We hadn’t heard of minteye CAPTCHA before, but we’ve seen evidence of a script that can break the system. Minteye combines two things which you probably don’t love about the Internet: advertisements and CAPTCHA. The system uses a slider to distort an advertiser’s image. Once the slider is in just the right spot the image becomes clear and you can click on submit to see if you passed the challenge.
Challenges like this are impossible for the visually impaired, so there is usually an audio option as well. In this case the audio button will instruct you to move the slider to the right, left, or that it’s already in the correct place. [Samuirai] used the text2speech API available in Google Chrome to parse these commands. As you can see above, “movies later” is a misinterpretation of “move the slider”, but he was still able to get enough accuracy to solve the challenge. See the script in action in the video after the break.

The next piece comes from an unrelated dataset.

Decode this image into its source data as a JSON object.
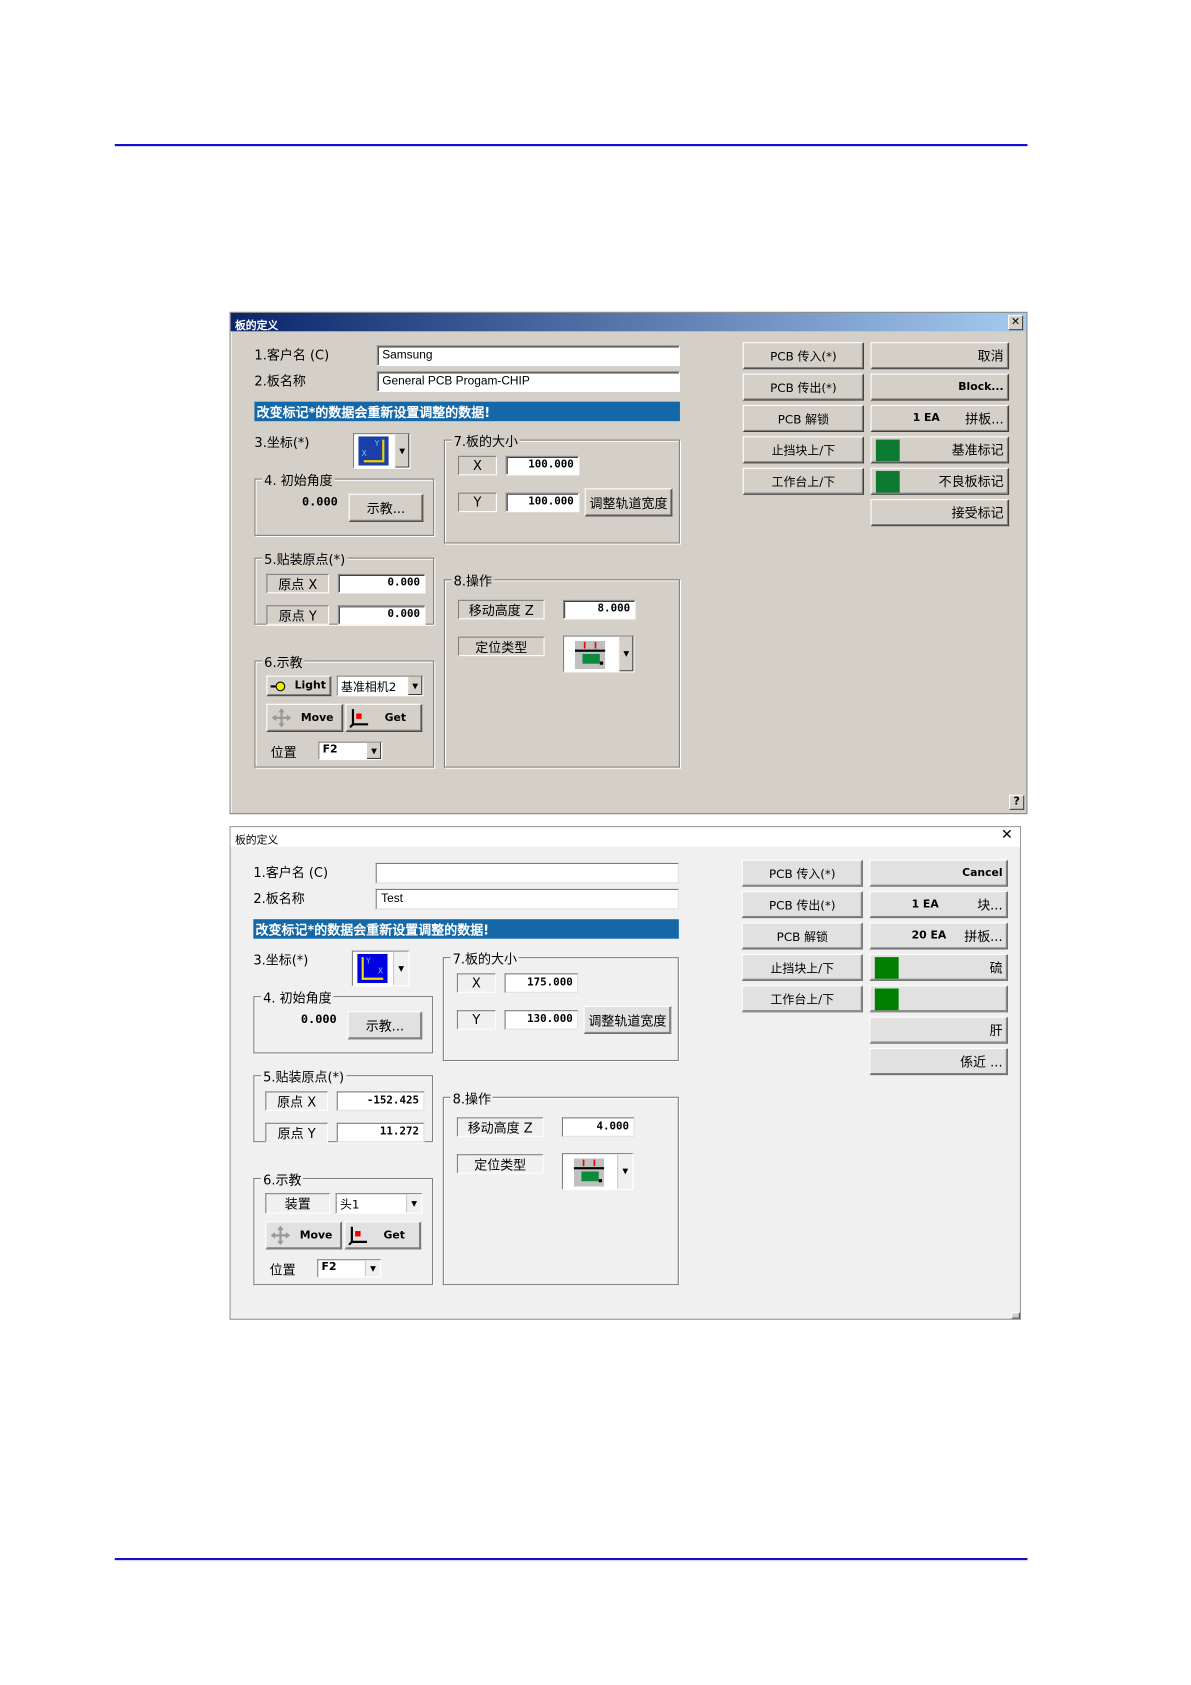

Audio challenges have been exploited like this in the past. Check out this talk about beating reCAPTCHA through the audio option.
Continue reading “Script Defeats Minteye CAPTCHA”
This talk from the 2012 LayerOne conference outlines how the team build Stiltwalker, a package that could beat audio reCAPTCHA. We’re all familiar with the obscured images of words that need to be typed in order to confirm that you’re human (in fact, there’s a cat and mouse game to crack that visual version). But you may not have noticed the option to have words read to you. That secondary option is where the toils of Stiltwalker were aimed, and at the time the team achieved 99% accurracy. We’d like to remind readers that audio is important as visual-only confirmations are a bane of visually impaired users.
This is all past-tense. In fact, about an hour before the talk (embedded after the break) Google upgraded the system, making it much more complex and breaking what these guys had accomplished. But it’s still really fun to hear about their exploit. There were only 58 words used in the system. The team found out that there’s a way to exploit the entry of those word, misspelling them just enough so that they would validate as any of up to three different words. Machine learning was used to improve the accuracy when parsing the audio, but it still required tens of thousands of human verifications before it was reliably running on its own.
Continue reading “Stiltwalker Beat Audio ReCAPTCHA”